## What is needed
Go line by line through the entries and show those that hold the string "долга".

## Dataset extract
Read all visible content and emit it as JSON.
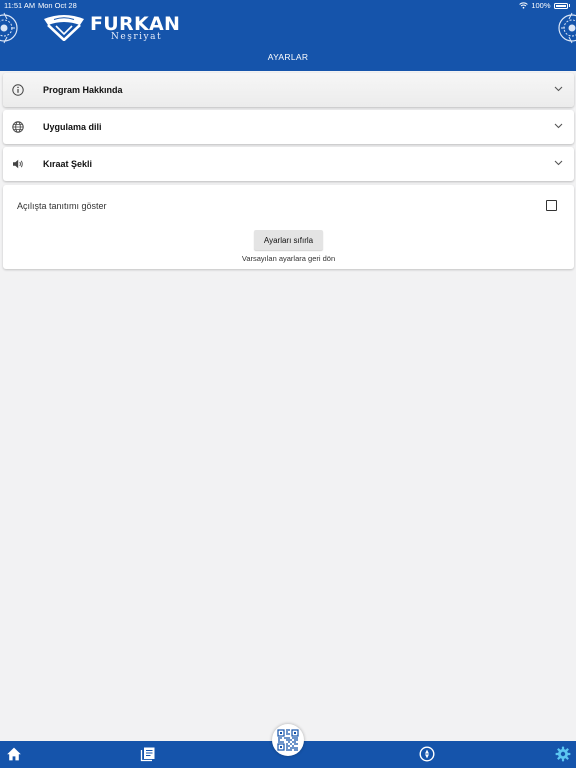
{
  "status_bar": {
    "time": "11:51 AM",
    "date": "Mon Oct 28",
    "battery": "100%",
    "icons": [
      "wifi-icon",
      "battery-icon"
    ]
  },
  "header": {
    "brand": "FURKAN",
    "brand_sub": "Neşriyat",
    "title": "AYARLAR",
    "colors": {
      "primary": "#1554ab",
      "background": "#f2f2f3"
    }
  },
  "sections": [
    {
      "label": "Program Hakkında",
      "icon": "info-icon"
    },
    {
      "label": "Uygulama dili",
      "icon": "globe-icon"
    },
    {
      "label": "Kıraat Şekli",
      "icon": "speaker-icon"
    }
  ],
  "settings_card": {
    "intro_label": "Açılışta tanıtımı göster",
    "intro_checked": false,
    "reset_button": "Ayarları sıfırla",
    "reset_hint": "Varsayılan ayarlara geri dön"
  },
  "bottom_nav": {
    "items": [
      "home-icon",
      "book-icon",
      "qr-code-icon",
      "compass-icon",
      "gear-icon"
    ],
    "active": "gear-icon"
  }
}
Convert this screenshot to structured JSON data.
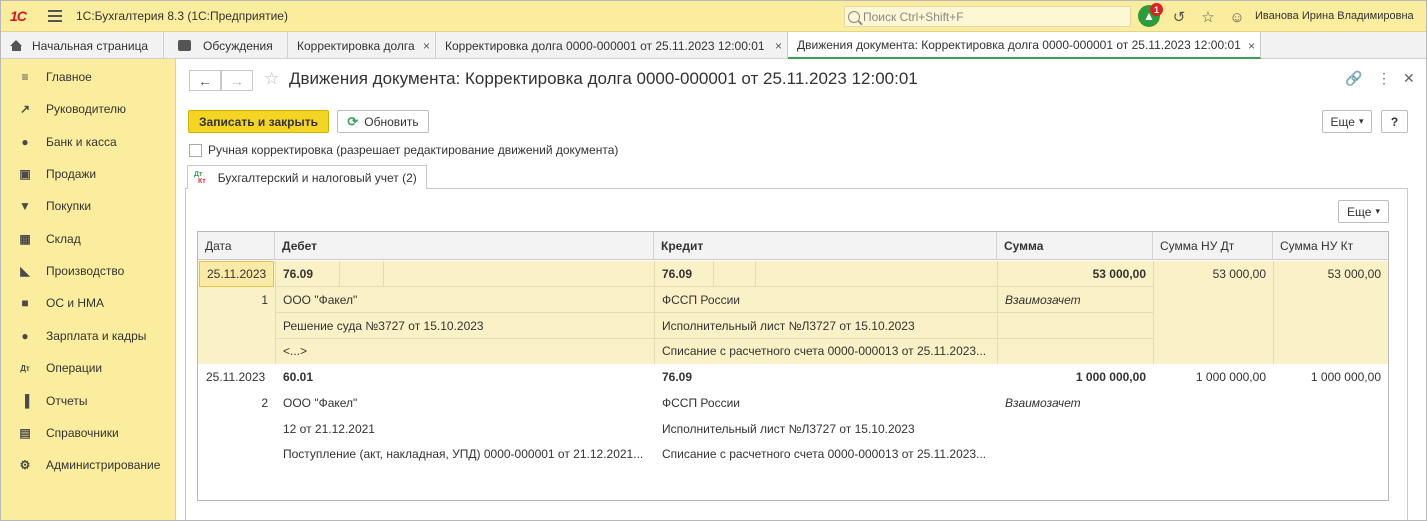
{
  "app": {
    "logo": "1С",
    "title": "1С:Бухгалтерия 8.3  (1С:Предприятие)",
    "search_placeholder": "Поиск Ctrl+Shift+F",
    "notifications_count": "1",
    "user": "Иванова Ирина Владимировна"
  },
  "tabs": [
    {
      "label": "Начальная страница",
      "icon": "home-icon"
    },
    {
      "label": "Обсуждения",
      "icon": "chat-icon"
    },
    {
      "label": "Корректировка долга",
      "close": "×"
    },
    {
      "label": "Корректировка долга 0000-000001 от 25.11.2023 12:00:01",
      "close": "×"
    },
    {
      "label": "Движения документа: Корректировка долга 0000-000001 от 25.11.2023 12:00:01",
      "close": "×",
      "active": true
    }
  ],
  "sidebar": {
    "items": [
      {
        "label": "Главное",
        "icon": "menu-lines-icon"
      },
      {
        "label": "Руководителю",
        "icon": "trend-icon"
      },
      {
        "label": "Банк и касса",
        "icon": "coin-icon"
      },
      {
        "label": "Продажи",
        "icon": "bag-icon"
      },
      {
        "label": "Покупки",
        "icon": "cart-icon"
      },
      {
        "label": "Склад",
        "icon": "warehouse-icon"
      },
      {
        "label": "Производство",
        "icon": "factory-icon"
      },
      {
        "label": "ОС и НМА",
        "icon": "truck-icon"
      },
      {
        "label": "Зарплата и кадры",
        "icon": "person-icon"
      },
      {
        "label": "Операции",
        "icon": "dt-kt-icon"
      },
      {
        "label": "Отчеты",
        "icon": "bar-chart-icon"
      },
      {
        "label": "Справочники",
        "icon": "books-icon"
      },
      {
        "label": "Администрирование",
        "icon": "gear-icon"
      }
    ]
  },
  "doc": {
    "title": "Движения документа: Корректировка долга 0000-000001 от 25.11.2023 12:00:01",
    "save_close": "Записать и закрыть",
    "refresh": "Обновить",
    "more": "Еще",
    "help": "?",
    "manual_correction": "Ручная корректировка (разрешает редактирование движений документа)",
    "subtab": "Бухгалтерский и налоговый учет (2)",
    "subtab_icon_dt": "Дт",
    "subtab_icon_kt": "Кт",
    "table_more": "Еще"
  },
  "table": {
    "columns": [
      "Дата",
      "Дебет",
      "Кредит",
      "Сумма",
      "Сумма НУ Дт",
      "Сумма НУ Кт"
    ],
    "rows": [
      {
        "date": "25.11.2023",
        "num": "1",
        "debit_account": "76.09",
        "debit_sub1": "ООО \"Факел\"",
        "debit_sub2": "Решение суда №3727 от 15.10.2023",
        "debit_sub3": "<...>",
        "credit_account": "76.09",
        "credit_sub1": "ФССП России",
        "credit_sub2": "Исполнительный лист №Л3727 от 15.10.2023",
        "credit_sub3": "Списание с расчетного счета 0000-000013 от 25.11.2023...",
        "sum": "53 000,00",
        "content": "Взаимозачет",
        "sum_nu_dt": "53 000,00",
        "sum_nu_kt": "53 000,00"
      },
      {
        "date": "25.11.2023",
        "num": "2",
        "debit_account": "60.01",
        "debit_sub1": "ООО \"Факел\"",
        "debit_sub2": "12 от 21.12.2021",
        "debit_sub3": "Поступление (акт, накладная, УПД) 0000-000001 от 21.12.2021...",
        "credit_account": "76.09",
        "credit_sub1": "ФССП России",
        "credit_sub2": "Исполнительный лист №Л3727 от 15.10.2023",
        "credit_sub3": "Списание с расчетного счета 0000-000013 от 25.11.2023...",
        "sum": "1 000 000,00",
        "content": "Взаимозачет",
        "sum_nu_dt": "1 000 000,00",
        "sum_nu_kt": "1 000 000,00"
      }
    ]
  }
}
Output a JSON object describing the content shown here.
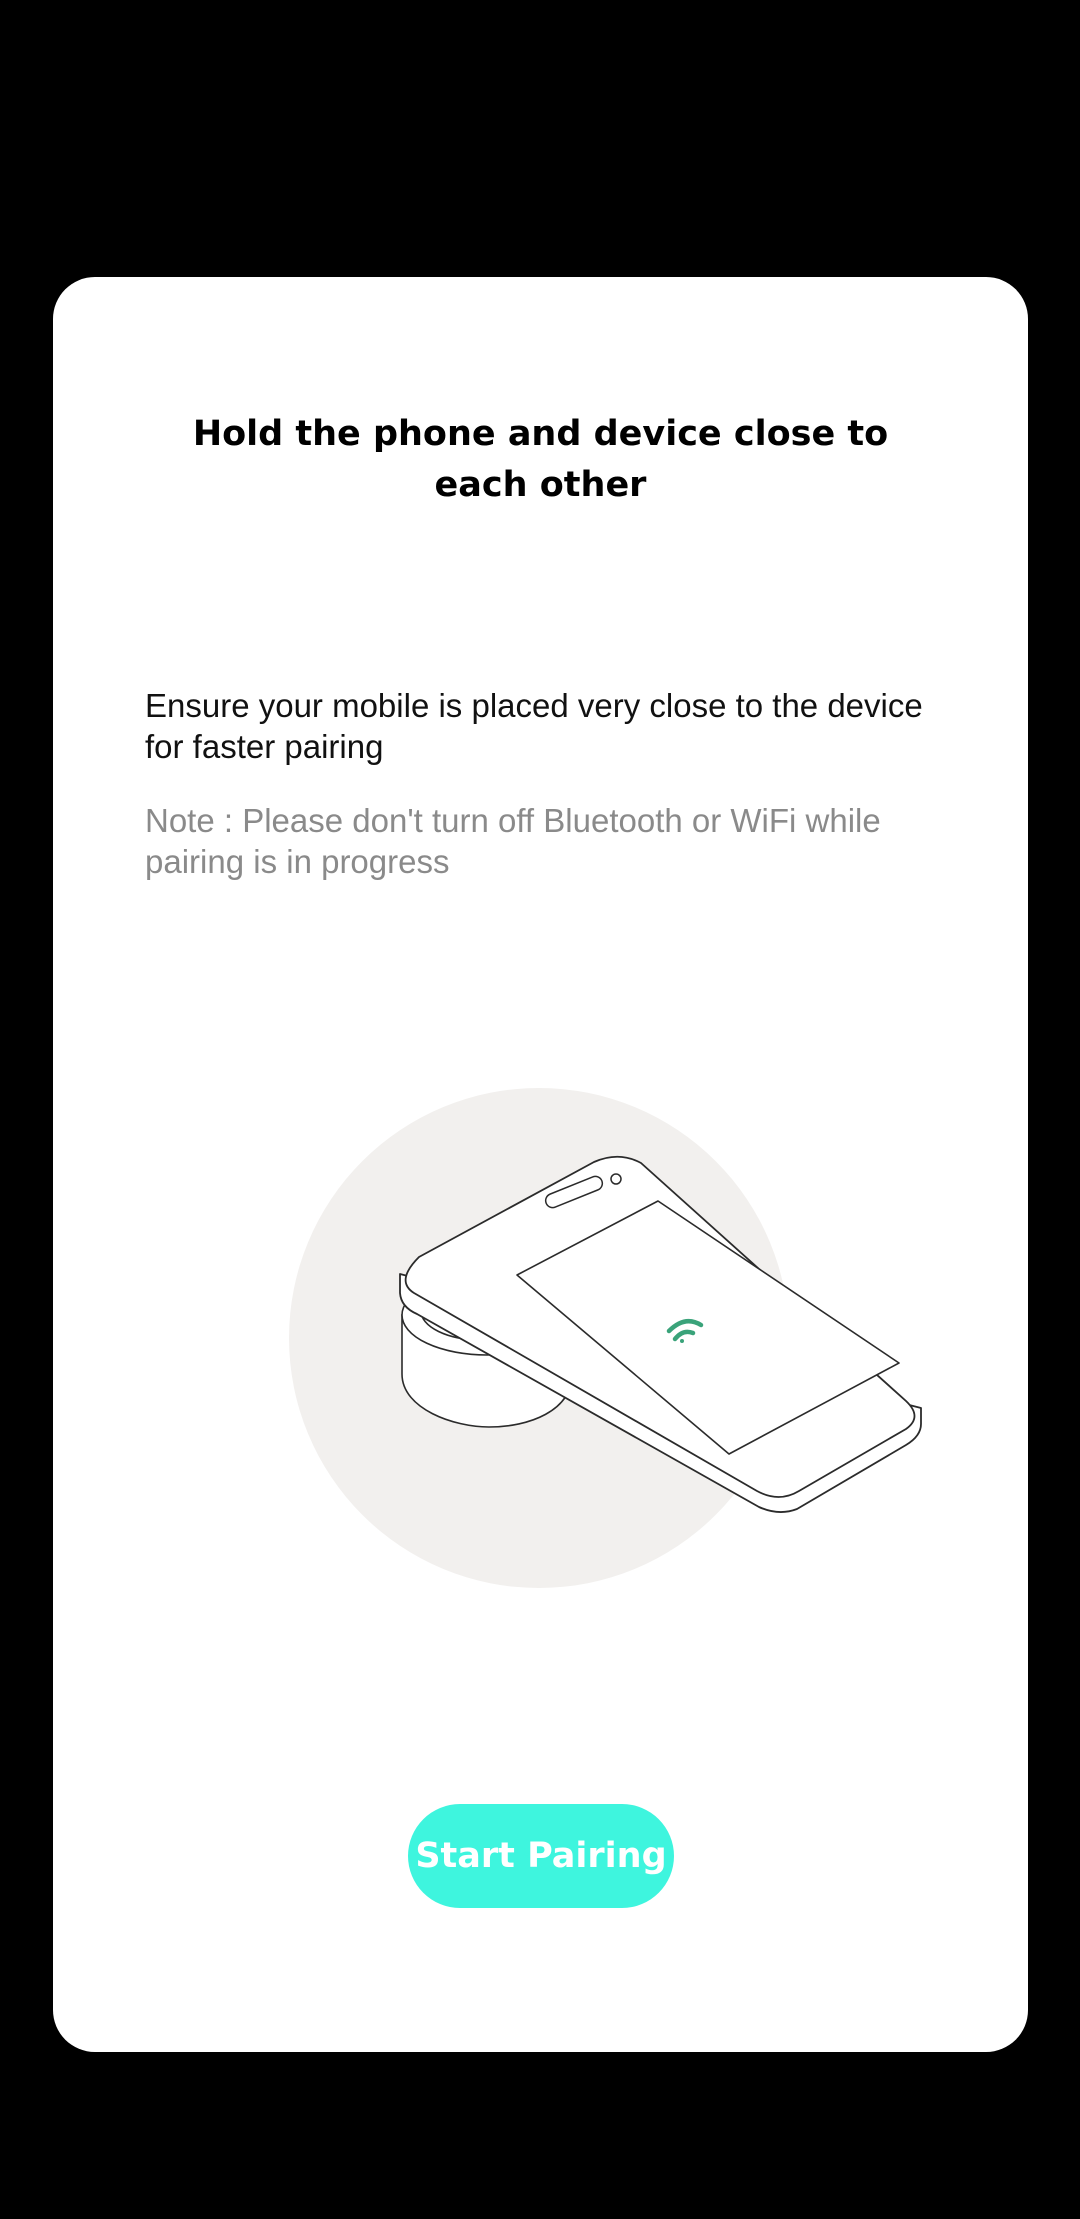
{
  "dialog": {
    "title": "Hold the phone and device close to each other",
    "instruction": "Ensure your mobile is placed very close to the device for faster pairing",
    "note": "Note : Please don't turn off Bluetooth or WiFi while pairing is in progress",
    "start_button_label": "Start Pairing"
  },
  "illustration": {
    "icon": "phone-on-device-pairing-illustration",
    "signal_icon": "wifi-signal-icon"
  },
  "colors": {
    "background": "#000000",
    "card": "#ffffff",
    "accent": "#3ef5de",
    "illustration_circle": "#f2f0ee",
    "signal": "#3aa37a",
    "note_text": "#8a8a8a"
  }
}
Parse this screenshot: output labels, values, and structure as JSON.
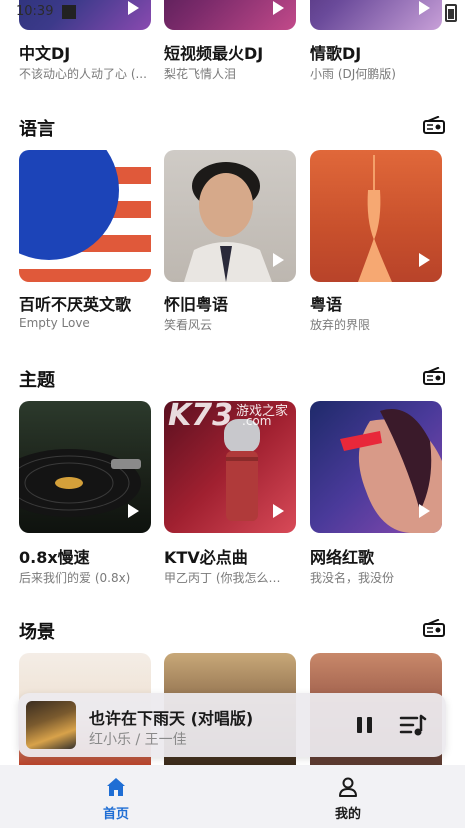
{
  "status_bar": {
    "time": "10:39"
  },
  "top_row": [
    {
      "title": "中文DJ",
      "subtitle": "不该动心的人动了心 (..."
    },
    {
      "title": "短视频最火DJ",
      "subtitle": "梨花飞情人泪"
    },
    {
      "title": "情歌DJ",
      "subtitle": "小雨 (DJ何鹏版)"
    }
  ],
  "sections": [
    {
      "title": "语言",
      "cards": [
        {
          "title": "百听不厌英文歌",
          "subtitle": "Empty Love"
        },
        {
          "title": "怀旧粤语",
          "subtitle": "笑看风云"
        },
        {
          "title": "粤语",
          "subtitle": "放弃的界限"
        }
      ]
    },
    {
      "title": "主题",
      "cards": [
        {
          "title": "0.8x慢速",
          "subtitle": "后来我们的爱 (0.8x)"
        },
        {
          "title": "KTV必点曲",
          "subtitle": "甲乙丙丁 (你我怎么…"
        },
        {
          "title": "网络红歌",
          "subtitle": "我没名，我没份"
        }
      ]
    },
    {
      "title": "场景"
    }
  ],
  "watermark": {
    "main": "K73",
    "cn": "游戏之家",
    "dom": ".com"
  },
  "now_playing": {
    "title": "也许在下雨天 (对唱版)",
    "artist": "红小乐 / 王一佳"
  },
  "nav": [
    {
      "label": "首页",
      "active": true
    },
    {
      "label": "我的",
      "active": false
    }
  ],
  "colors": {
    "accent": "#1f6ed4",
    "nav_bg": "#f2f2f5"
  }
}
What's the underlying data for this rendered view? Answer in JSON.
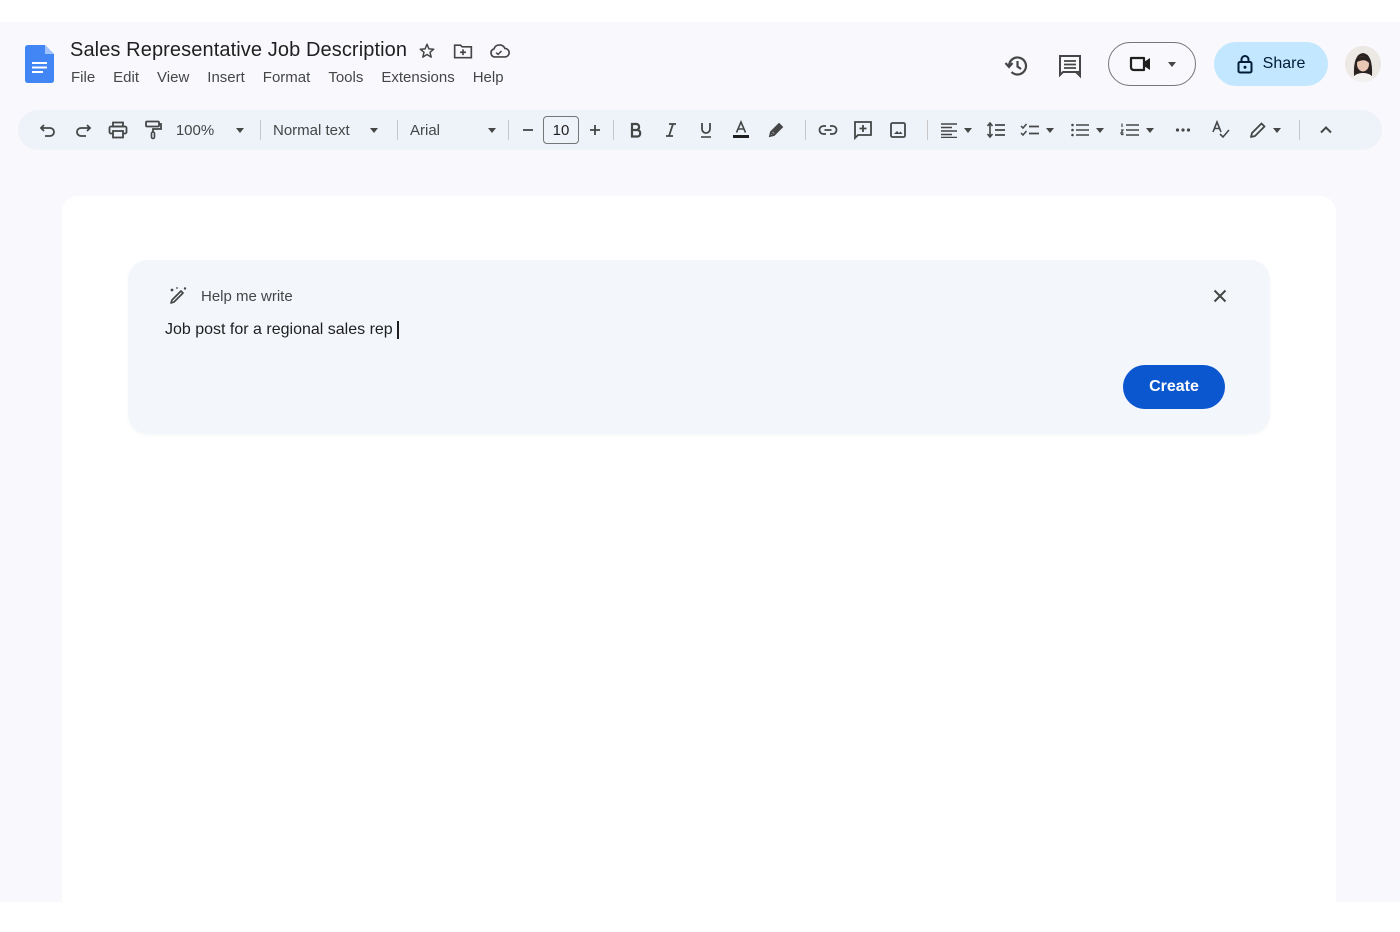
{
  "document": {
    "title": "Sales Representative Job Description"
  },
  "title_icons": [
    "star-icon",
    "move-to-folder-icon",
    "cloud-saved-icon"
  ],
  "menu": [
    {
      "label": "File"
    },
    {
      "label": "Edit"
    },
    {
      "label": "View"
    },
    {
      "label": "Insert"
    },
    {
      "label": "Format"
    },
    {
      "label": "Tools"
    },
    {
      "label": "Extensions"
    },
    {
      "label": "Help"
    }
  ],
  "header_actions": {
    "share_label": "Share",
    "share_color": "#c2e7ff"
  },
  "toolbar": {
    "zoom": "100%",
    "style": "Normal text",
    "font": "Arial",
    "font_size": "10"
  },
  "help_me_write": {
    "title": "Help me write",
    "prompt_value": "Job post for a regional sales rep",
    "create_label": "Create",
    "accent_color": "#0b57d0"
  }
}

## Response to the task
      "label": "Корректировка долга",
      "label": "Корректировка долга 0000-000001 от 25.11.2023 12:00:01",
      "label": "Движения документа: Корректировка долга 0000-000001 от 25.11.2023 12:00:01",
    "title": "Движения документа: Корректировка долга 0000-000001 от 25.11.2023 12:00:01",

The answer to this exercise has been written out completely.